“In the Middle East, Islam is militant,” Smith writes. “It is a religion of manipulation. It has no standards. There is no equivalent to the Ten Commandments in the Koran. Where the Bible would tell you ‘though shall not covet’, the Koran will give you all the circumstances under which you would be allowed to covet.”

With these misguided principles, it is easy for Muslims to make it to heaven, according to Smith.

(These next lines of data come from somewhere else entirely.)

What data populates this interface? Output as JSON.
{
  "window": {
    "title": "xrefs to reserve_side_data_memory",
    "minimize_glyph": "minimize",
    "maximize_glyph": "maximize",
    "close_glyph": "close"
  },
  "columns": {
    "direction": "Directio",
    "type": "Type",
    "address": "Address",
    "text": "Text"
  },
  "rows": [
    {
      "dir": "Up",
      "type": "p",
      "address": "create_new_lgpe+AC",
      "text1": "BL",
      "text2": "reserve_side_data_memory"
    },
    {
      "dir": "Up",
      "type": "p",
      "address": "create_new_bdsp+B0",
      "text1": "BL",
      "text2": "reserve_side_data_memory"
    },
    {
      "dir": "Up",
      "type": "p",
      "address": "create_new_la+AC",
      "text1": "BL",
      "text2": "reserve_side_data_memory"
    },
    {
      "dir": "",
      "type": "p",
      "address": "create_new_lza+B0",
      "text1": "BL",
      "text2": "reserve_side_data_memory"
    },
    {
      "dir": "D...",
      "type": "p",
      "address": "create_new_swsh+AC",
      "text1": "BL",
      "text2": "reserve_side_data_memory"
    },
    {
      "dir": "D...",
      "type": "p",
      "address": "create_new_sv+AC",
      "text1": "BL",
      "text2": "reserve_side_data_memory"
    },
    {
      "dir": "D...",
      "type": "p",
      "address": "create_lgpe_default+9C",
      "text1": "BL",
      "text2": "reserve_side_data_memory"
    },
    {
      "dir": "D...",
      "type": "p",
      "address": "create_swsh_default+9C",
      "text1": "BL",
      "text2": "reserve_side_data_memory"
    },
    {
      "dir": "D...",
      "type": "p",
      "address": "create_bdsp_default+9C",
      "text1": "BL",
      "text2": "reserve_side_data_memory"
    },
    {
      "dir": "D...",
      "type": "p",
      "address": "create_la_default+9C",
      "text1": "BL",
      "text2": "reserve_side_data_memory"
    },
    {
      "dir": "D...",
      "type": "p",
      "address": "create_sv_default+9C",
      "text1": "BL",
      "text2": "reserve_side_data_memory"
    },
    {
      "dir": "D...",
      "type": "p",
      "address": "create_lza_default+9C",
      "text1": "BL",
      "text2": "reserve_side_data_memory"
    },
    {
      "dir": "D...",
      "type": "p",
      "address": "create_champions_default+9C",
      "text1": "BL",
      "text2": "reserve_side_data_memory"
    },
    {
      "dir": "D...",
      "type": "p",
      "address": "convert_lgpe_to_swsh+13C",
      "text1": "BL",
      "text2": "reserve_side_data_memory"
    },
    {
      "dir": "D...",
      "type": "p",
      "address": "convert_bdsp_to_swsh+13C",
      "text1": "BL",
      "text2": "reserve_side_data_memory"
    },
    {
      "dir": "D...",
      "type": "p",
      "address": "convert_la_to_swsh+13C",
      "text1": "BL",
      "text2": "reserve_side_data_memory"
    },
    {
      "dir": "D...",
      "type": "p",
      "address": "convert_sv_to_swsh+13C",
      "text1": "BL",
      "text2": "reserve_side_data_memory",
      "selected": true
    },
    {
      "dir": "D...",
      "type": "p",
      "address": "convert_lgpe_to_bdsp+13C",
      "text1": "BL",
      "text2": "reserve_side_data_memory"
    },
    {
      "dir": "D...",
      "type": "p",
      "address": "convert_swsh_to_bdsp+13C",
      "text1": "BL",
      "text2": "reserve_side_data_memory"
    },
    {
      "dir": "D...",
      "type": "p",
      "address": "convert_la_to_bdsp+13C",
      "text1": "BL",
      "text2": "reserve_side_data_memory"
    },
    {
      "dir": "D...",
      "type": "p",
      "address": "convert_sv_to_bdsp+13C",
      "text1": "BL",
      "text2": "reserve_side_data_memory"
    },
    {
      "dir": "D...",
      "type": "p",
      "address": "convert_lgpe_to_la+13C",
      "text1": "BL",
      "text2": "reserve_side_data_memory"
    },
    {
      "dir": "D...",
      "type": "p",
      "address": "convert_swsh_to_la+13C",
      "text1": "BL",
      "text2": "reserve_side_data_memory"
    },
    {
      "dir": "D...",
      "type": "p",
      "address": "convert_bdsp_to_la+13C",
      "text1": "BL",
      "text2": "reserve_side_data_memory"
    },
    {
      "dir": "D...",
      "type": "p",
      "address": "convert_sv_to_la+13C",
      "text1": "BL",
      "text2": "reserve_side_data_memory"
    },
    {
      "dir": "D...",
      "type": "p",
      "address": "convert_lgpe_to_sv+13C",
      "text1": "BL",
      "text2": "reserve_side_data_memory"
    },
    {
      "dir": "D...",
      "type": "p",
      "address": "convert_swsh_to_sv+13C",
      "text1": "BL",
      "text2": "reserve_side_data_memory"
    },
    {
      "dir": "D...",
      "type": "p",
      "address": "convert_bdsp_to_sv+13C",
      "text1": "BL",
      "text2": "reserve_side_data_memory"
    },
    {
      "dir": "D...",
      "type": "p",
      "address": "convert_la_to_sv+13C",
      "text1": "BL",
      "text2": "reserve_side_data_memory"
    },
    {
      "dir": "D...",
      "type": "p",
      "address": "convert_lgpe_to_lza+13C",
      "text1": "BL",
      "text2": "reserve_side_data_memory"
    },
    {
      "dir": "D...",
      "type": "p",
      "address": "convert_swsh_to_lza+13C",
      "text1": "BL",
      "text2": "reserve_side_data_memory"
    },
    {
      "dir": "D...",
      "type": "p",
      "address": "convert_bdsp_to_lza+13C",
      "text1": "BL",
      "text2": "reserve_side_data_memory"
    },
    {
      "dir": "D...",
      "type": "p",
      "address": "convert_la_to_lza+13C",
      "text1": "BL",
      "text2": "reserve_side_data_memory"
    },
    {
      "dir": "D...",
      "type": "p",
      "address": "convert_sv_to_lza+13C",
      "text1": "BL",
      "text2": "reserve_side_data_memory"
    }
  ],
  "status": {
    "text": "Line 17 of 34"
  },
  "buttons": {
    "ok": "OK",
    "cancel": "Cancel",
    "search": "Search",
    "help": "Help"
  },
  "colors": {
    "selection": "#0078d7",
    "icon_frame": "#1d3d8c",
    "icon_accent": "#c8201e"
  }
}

“A Christian believes that acknowledgement of one’s sins and asking forgiveness for them, and accepting Jesus Christ as their Lord and Savior is the path that leads to Paradise,” the chapter reads. “Not so with Islam. There are many ways to enter Allah’s Kingdom. Killing an infidel is the easiest. Their death at your hand guarantees you access. Related to this is to die in combat within Allah’s will. You can strap a vest of explosives around you, walk into a crowded day-care and as long as you attempt to kill the American soldier standing outside by the window, then you and all those kids are on their way to Paradise. Allah, what a guy.”

Without a heavy stock of past legislative action or campaign doctrine at his disposal, this is Smith’s closest thing to a manifesto.